Check every line of the data for the word "icon", and copy those that have it.

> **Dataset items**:
----------

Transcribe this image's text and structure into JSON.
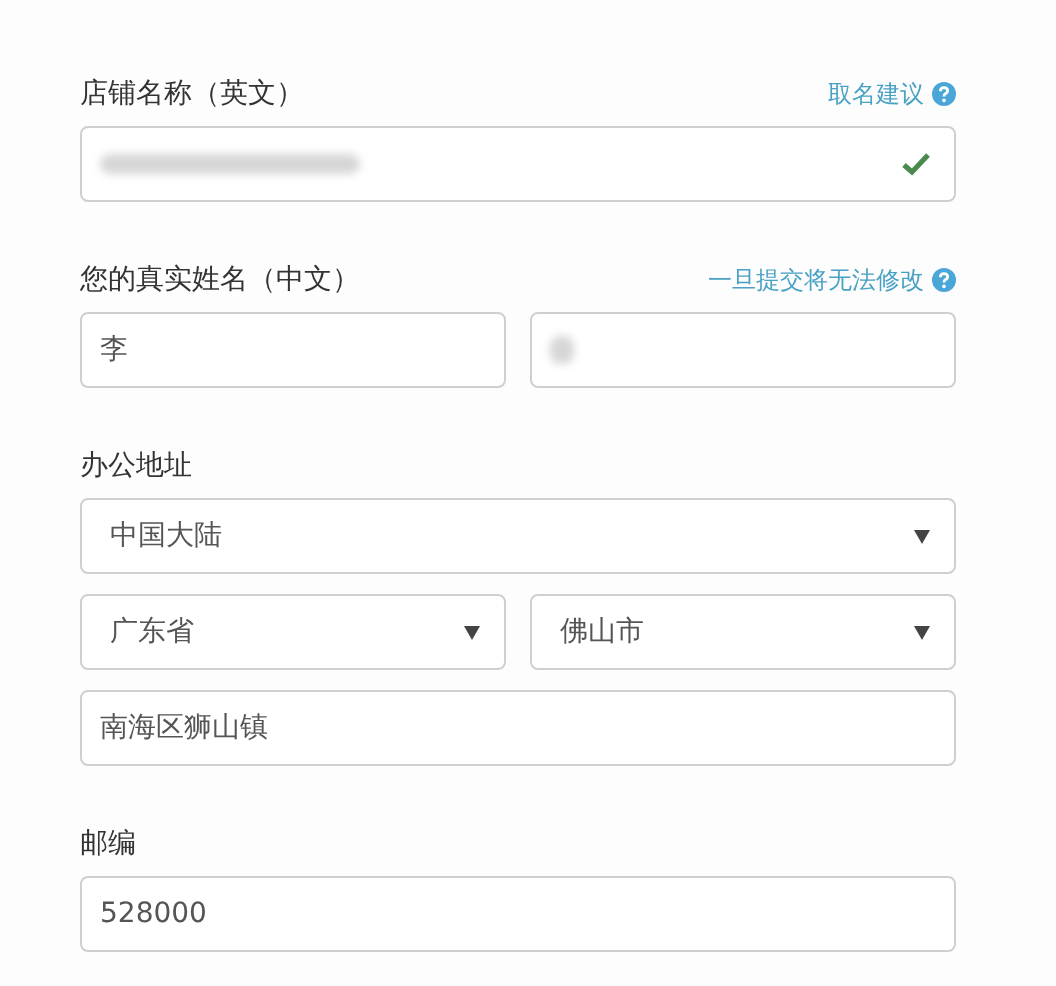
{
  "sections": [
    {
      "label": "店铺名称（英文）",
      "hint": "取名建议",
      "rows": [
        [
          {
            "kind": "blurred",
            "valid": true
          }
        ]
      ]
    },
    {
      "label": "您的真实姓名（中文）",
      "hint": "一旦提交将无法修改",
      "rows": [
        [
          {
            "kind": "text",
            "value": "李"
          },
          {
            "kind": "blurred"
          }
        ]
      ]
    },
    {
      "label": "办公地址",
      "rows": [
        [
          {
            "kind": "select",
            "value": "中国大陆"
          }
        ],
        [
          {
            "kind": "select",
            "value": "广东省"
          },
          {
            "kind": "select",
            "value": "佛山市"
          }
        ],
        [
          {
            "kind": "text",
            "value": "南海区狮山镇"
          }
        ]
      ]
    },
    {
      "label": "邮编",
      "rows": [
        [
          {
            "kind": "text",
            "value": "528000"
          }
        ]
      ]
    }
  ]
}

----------

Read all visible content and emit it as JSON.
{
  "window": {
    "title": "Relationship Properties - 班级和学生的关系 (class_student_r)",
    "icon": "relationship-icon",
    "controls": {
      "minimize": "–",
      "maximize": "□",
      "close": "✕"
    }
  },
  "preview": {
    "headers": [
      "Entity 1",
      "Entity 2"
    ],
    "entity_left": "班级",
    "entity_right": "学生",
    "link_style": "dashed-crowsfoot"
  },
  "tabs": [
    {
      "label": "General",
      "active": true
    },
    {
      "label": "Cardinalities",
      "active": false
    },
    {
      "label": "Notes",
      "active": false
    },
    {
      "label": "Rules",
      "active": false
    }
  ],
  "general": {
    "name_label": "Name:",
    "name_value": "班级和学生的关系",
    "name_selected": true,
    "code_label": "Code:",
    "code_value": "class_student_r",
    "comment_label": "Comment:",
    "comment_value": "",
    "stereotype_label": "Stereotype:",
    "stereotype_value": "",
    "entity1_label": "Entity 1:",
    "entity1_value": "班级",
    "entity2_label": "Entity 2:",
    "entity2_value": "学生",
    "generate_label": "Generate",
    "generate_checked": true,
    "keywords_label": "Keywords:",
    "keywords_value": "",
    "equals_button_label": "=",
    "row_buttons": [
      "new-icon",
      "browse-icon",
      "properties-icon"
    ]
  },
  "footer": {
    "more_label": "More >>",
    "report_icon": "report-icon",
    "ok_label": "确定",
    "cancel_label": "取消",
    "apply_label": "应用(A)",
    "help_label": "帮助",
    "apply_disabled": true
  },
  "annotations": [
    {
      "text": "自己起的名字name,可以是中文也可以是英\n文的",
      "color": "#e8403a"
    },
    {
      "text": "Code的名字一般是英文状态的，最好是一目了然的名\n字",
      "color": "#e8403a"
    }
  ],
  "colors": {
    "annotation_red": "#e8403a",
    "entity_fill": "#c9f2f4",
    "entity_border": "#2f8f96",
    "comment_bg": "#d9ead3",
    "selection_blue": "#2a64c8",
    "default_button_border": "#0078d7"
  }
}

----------

> **Written answer**:
    "icon": "relationship-icon",
      "new-icon",
      "browse-icon",
      "properties-icon"
    "report_icon": "report-icon",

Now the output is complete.